After the performance, we visited the homesteads that are built to display every tribe’s way of living. Entrance fee is KES 600 including the show.
From Bomas we walked to the main road and took a bus to Nairobi National Park for KES 50. We walked around and never did the safari walk as we already did that in Masai Mara. What is special here is this is the only capital city national park in the world. That would mean that while you see the animals in their own habitat, their backdrop is the cityscape, tall buildings and city structures.
That ended our first day in Nairobi. We went home by bus and experienced the famous traffic jam of Nairobi. The only 20 minute travel turned 2 hours.

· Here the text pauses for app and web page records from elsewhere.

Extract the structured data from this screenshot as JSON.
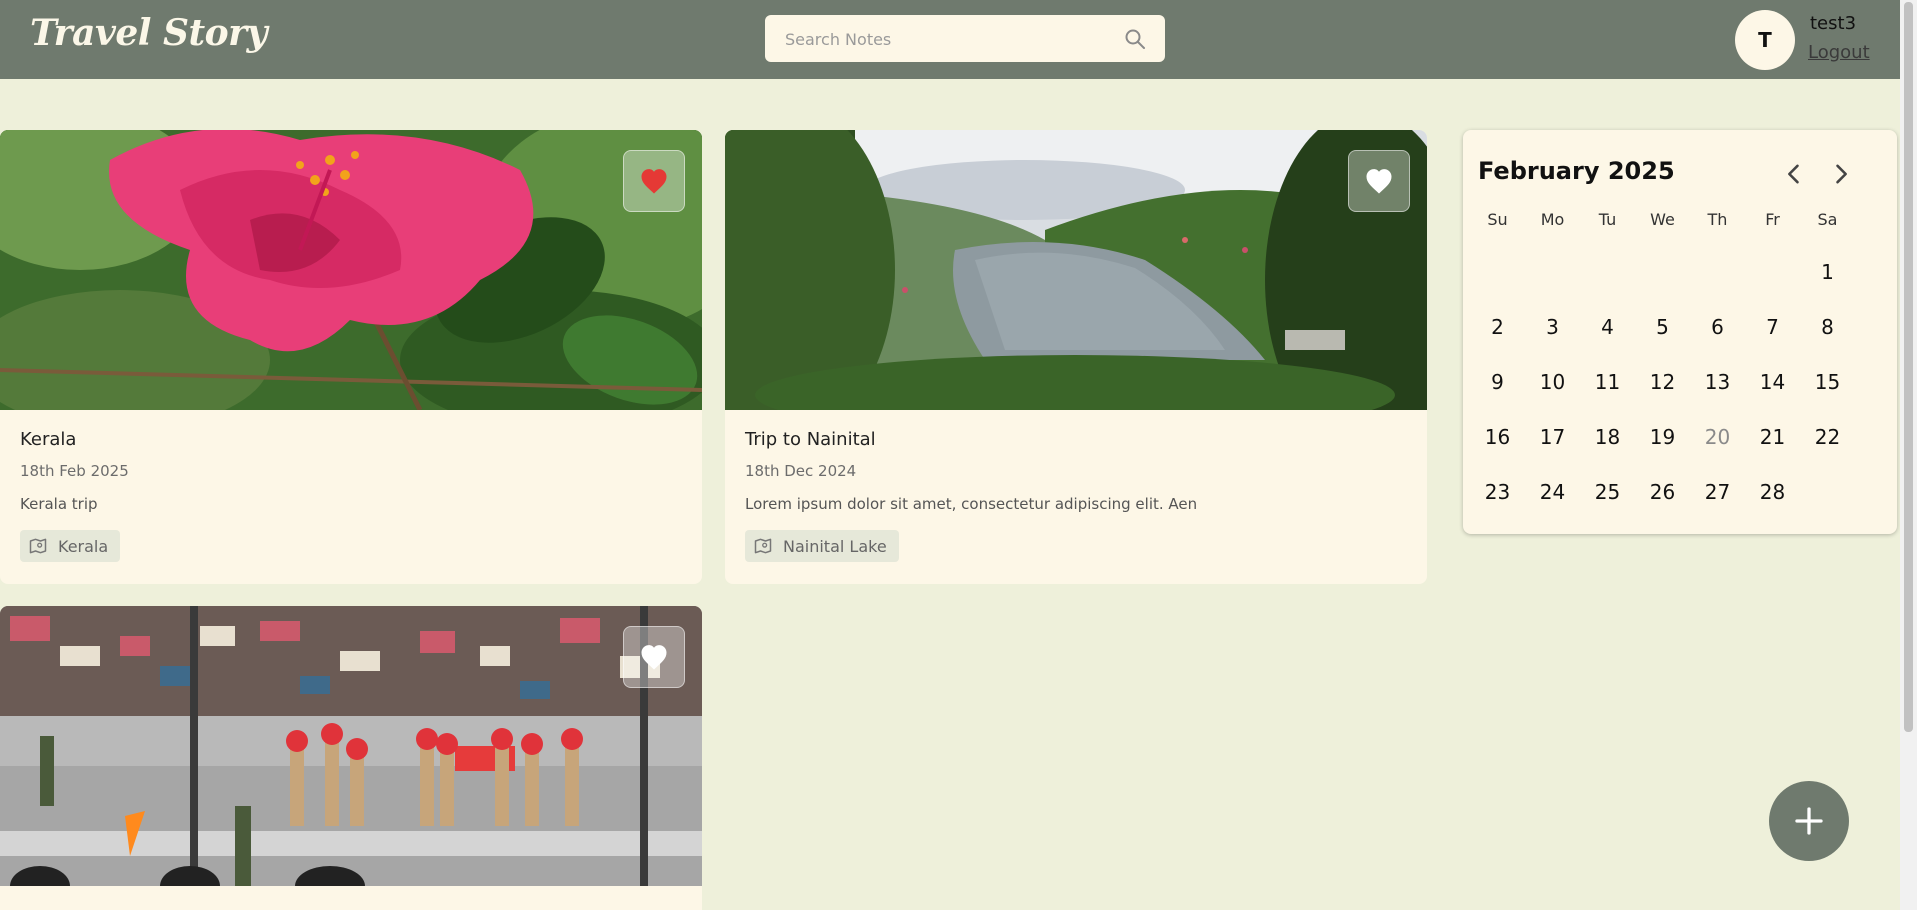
{
  "app": {
    "brand": "Travel Story"
  },
  "search": {
    "placeholder": "Search Notes",
    "value": ""
  },
  "user": {
    "initial": "T",
    "name": "test3",
    "logout_label": "Logout"
  },
  "cards": [
    {
      "title": "Kerala",
      "date": "18th Feb 2025",
      "description": "Kerala trip",
      "tag": "Kerala",
      "favorite": true,
      "image": "pink-hibiscus-flower"
    },
    {
      "title": "Trip to Nainital",
      "date": "18th Dec 2024",
      "description": "Lorem ipsum dolor sit amet, consectetur adipiscing elit. Aen",
      "tag": "Nainital Lake",
      "favorite": false,
      "image": "mountain-lake-valley"
    },
    {
      "title": "",
      "date": "",
      "description": "",
      "tag": "",
      "favorite": false,
      "image": "border-ceremony-parade"
    }
  ],
  "calendar": {
    "month": "February",
    "year": "2025",
    "weekdays": [
      "Su",
      "Mo",
      "Tu",
      "We",
      "Th",
      "Fr",
      "Sa"
    ],
    "days": [
      "1",
      "2",
      "3",
      "4",
      "5",
      "6",
      "7",
      "8",
      "9",
      "10",
      "11",
      "12",
      "13",
      "14",
      "15",
      "16",
      "17",
      "18",
      "19",
      "20",
      "21",
      "22",
      "23",
      "24",
      "25",
      "26",
      "27",
      "28"
    ],
    "today": "20"
  },
  "colors": {
    "navbar": "#6f7a6e",
    "background": "#eef0da",
    "card": "#fdf7e7",
    "favorite": "#e53935"
  },
  "fab": {
    "icon": "plus-icon"
  }
}
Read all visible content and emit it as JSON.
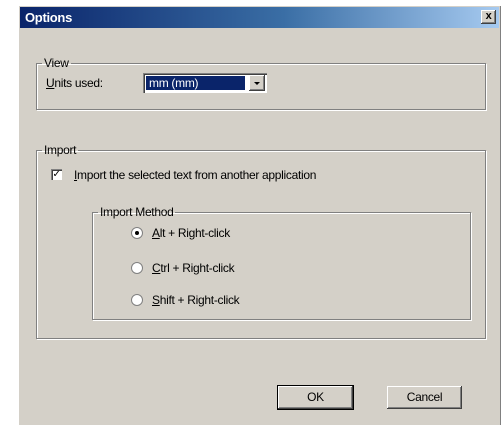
{
  "window": {
    "title": "Options",
    "close_glyph": "x"
  },
  "view_group": {
    "legend": "View",
    "units_label": {
      "mnemonic": "U",
      "rest": "nits used:"
    },
    "units_select": {
      "value": "mm (mm)"
    }
  },
  "import_group": {
    "legend": "Import",
    "import_checkbox": {
      "checked": true,
      "check_glyph": "✓",
      "mnemonic": "I",
      "rest": "mport the selected text from another application"
    },
    "method_group": {
      "legend": "Import Method",
      "options": [
        {
          "mnemonic": "A",
          "rest": "lt + Right-click",
          "selected": true
        },
        {
          "mnemonic": "C",
          "rest": "trl + Right-click",
          "selected": false
        },
        {
          "mnemonic": "S",
          "rest": "hift + Right-click",
          "selected": false
        }
      ]
    }
  },
  "buttons": {
    "ok": "OK",
    "cancel": "Cancel"
  }
}
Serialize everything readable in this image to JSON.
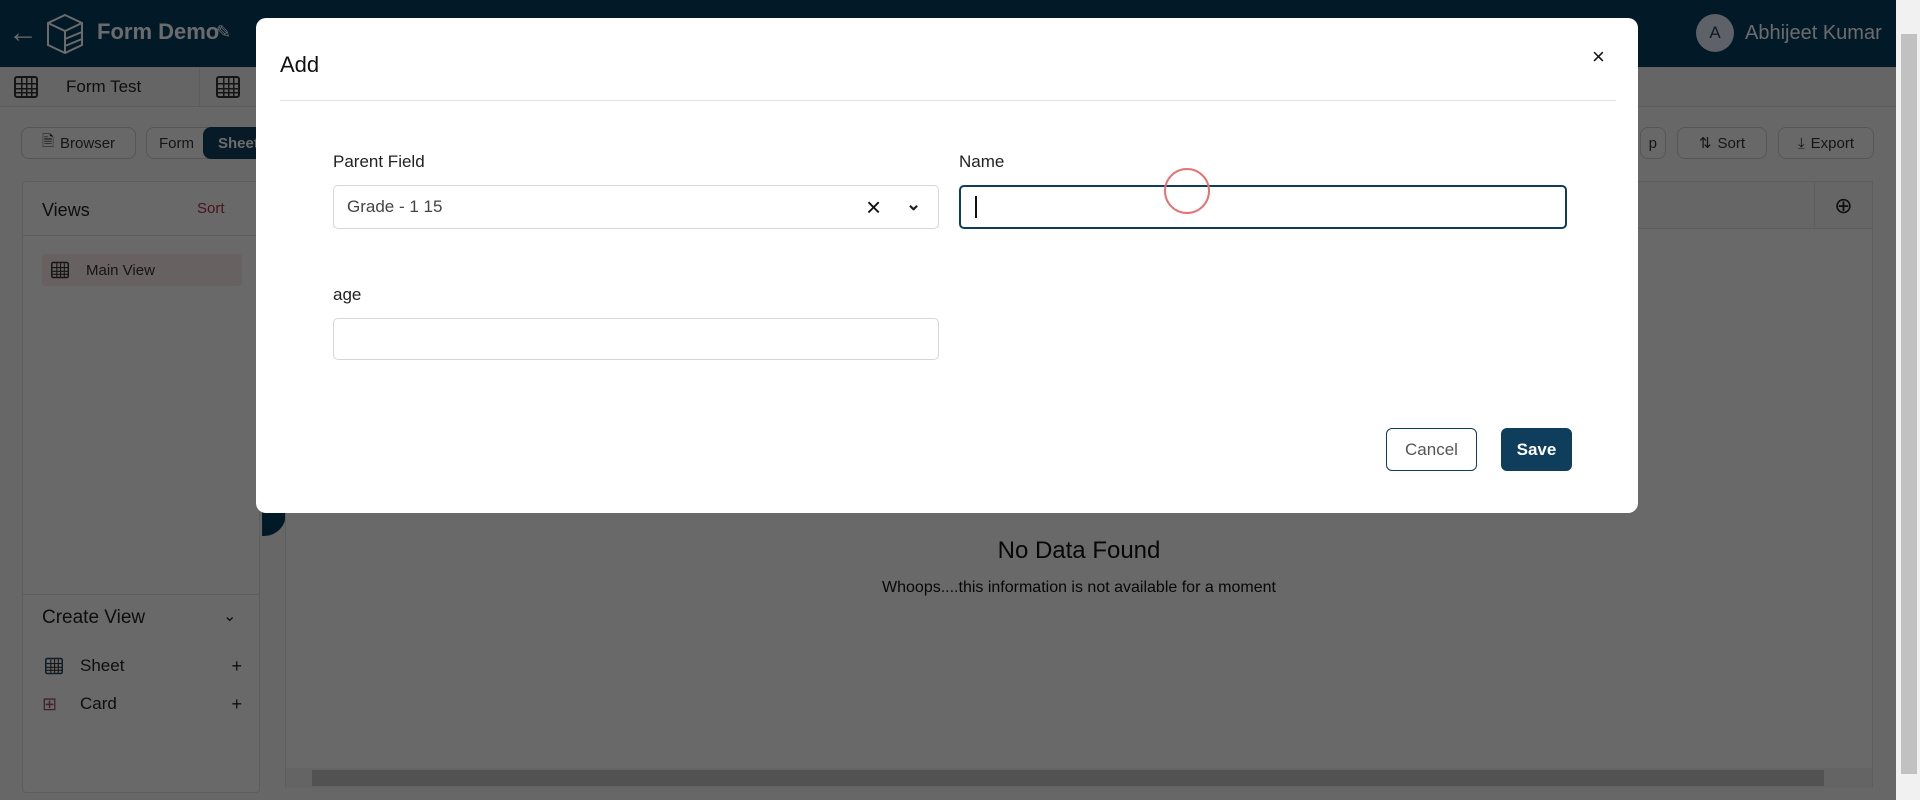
{
  "header": {
    "title": "Form Demo",
    "user_initial": "A",
    "user_name": "Abhijeet Kumar"
  },
  "tabs": [
    {
      "label": "Form Test"
    },
    {
      "label": ""
    }
  ],
  "toolbar": {
    "browser": "Browser",
    "form": "Form",
    "sheet": "Sheet",
    "group": "p",
    "sort": "Sort",
    "export": "Export"
  },
  "sidebar": {
    "views_title": "Views",
    "sort_label": "Sort",
    "views": [
      {
        "label": "Main View"
      }
    ],
    "create_view_title": "Create View",
    "create_items": [
      {
        "label": "Sheet",
        "icon": "grid-icon"
      },
      {
        "label": "Card",
        "icon": "card-icon"
      }
    ]
  },
  "main": {
    "empty_title": "No Data Found",
    "empty_subtitle": "Whoops....this information is not available for a moment"
  },
  "modal": {
    "title": "Add",
    "fields": {
      "parent_label": "Parent Field",
      "parent_value": "Grade - 1 15",
      "name_label": "Name",
      "name_value": "",
      "age_label": "age",
      "age_value": ""
    },
    "cancel": "Cancel",
    "save": "Save"
  },
  "colors": {
    "primary": "#0f3d5c",
    "header": "#043b60",
    "accent": "#b0304a"
  }
}
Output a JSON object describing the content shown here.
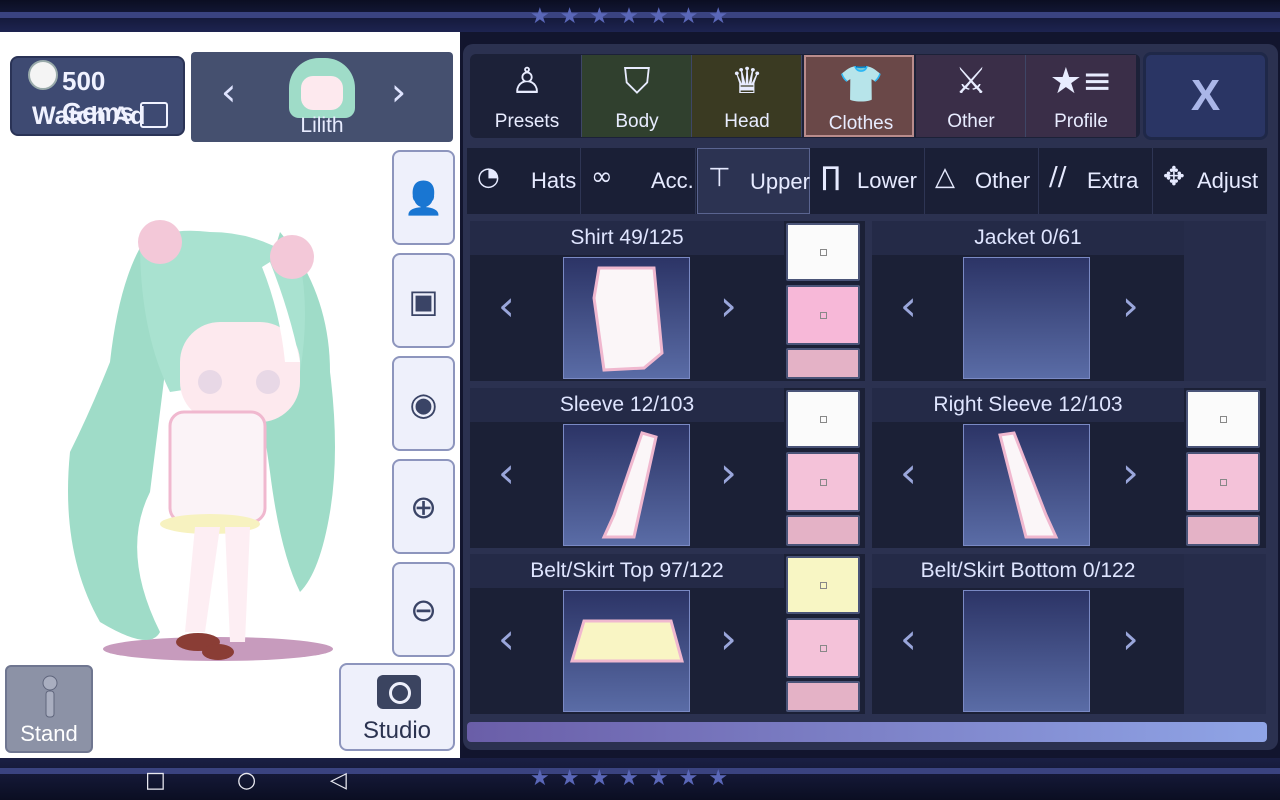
{
  "currency": {
    "gems_text": "500 Gems",
    "watch_ad": "Watch Ad"
  },
  "character": {
    "name": "Lilith"
  },
  "categories": [
    {
      "label": "Presets",
      "icon": "person-icon"
    },
    {
      "label": "Body",
      "icon": "jacket-icon"
    },
    {
      "label": "Head",
      "icon": "hair-icon"
    },
    {
      "label": "Clothes",
      "icon": "shirt-icon",
      "selected": true
    },
    {
      "label": "Other",
      "icon": "sword-cat-icon"
    },
    {
      "label": "Profile",
      "icon": "star-list-icon"
    }
  ],
  "close_label": "X",
  "subtabs": [
    {
      "label": "Hats"
    },
    {
      "label": "Acc."
    },
    {
      "label": "Upper",
      "selected": true
    },
    {
      "label": "Lower"
    },
    {
      "label": "Other"
    },
    {
      "label": "Extra"
    },
    {
      "label": "Adjust"
    }
  ],
  "slots": [
    {
      "title": "Shirt 49/125",
      "colors": [
        "#fbfbfb",
        "#f7b8d8",
        "#e4b2c6"
      ]
    },
    {
      "title": "Jacket 0/61",
      "colors": []
    },
    {
      "title": "Sleeve 12/103",
      "colors": [
        "#fbfbfb",
        "#f4c2d9",
        "#e4b2c6"
      ]
    },
    {
      "title": "Right Sleeve 12/103",
      "colors": [
        "#fbfbfb",
        "#f4c2d9",
        "#e4b2c6"
      ]
    },
    {
      "title": "Belt/Skirt Top 97/122",
      "colors": [
        "#f8f6c4",
        "#f4c2d9",
        "#e4b2c6"
      ]
    },
    {
      "title": "Belt/Skirt Bottom 0/122",
      "colors": []
    }
  ],
  "bottom": {
    "stand_label": "Stand",
    "studio_label": "Studio"
  },
  "side_tools": [
    "add-person-icon",
    "background-image-icon",
    "eye-icon",
    "zoom-in-icon",
    "zoom-out-icon"
  ],
  "theme": {
    "accent": "#3a4380",
    "selected_tab": "#c98a8a"
  }
}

Our second day started at The Giraffe Center, which is run by the African Fund for Endangered Wildlife (AFEW), a nonprofit organization that aims to educate the children about wildlife and also give visitors both local and international a close encounter with the tallest species of the world. Visitors are also allowed to feed the giraffes and they will eat straight from your hand. In many instances, you will see animal lovers dearly kiss a giraffe during their encounters while most kids appeared to be so afraid of offering the pellets in their hand. I’m not into animals much, but getting near them is such a joyful and fulfilling experience.
Aside from the feeding fun, the organization also prepared a short lecture about giraffe including facts about them. They also have a nature trail which is already included in the KES 1000 that we paid for the entrance fee.
Our next stop is visiting the Elephant Orphanage, but got saddened upon realizing that it is already closed according to the security. They are only open from 11:00-12:00 hours and we reached there at exactly 12:00. It’s really right that we should not assume and check timings. Surprises do happen!
Instead of dwelling on our disappointment, we decided to move back to the city and head to Kenyatta International Convention Center (KICC), the third highest building in the city of Nairobi.
Before entering, you will be checked by the security and they will ask you to leave your passport. At the reception, we purchased our tickets for KES 400 and head to the 27th floor. Then we took the staircase to the rooftop.
The blue skyline dotted with white clouds is as lovely as home. The air is fresh and the temperature is mild. The city view is excellent. It is not the usual city view that everyone has in mind, but I guess this is the reason why Nairobi is called The Green City in the Sun. The green trees and the line of purple flowers called jacaranda is a pure wonder.
On our way out, this view has caught my eyes and could not afford to leave without taking a photo. I am fascinated with flags! I always feel that as it waves itself in mid-air and sways with the direction of the wind, there’s always that pride that makes a nation stand and that thought stirs within me every time I see a flag.
Our next destination is only found while we are at the top of KICC. So when we go out, we walked in the direction that we mentally sketch and found Uhuru City Park. We spend much of our time in here sitting on the ground, watching and observing people. It is pretty relaxing while crunching the peanut that we bought from a lady who is selling on the sidewalk. As a peanut lover, that was by far the most delicious peanut that I’ve ever tasted. In terms of food in Kenya, peanut and sweet potato are their best!
We ended our day by accepting the challenge of dining at the famous Carnivore, a restaurant that offers a nonstop meaty experience. It is referred to as “The Ultimate Beast of a Feast”. Find out more about our experience here.
On our third and last day in Nairobi, we were suppose to visit the Masai market, but due to the distance that they are located that day, we never tried to gamble as we might miss our flight. The Masai Market is changing their location every day and the traffic in Nairobi cannot be trusted. Instead, we decided to check out from our hotel and head directly to the airport.